In May 2012, Electric Literature launched Recommended Reading, a new kind of fiction magazine that's part salon, part digest, and part journal. In a culture of online shopping and instant queues, people are increasingly reliant on technology to direct them to the content they're supposedly looking for, but these suggestions are based on algorithms designed to drive sales—there's no passion behind them. Recommended Reading makes the digital personal. Every issue is curated by a top editor or writer, featuring one piece of fiction per week along with an editor's note revealing the significance of the work.
Moonshot publishes diverse, powerful voices across traditional and digital platforms. As an independent magazine with no allegiance to any single aesthetic, we celebrate all forms of storytelling from both emerging and established talent. Moonshot encourages narratives from the experimental to the traditional. We create an equal opportunity space by championing our bold writers and adventurous readers. We want work that astounds. We want work that levitates. We want luminaries brighter than the moon.
JD Scott is a Brooklyn-based writer and designer. He is currently working on a book of poetry based on the proto-psychology theory of the Four Temperaments. He is the Editor-in-Chief of Moonshot.
David James Miller is the author of the chapbooks As Sequence and Facts & Other Objects, and his work can be found in or is forthcoming from The Cultural Society, LVNG, Otoliths, Moria, elimae, Diagram, and elsewhere. He writes from New York City where he publishes These Signals Press, edits SET, an annual journal of experimental poetry, and lives with his wife and son.
These Signals Press is a New York City-based micro-press publishing the work of otherwise unknown writers in chapbook and micro-chapbook form. These Signals also publishes an annual PDF journal of poetry in the experimental tradition called SET.
The Council of Literary Magazines and Presses (CLMP), a non-profit organization founded in 1967, provides technical assistance to the community of independent literary publishers and advocates on their behalf, helping them through the business of publishing and raising the profile of the field through a variety of public programs. Learn more at www.clmp.org
Jamie Schwartz is the Managing Director of The Council of Literary Magazines and Presses. Jamie holds an MFA from Bard College's Milton Avery Graduate School of the Arts and currently serves on the Boards of Fence/Fence Books and Ep;phany Magazine. From 2004 until 2011, Jamie was also an Associate Fiction Editor at Fence Magazine. Her short fiction has appeared in The Literary Review and elsewhere.
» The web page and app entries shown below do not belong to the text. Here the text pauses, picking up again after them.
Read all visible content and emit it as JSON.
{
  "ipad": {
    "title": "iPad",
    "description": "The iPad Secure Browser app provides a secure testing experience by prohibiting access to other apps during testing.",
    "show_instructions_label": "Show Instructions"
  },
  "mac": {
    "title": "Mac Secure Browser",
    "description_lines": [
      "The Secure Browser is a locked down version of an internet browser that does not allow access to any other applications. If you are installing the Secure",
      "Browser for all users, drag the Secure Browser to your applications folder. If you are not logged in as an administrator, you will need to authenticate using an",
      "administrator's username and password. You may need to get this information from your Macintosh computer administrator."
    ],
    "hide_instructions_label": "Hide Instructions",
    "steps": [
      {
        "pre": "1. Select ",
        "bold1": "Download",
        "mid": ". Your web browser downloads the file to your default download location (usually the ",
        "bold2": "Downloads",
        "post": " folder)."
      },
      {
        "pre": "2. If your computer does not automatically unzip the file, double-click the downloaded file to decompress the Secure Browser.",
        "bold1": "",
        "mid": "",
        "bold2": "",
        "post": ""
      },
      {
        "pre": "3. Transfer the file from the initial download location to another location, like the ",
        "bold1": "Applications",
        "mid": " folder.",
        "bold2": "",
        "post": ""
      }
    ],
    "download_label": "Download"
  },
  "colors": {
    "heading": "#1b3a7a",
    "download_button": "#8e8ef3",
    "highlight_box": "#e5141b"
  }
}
A Public Space was founded in 2006 in Brooklyn, NY. APS publishes fiction, essays, poetry, and art, and seeks to generate conversations and exchanges between writers, artists, and thinkers across time and place. In 2012, A Public Space announced a collaboration with Graywolf Press to publish two books annually that develop from pieces in the magazine.
Brigid Hughes is the founding editor of A Public Space. Brigid is also a contributing editor at Graywolf Press.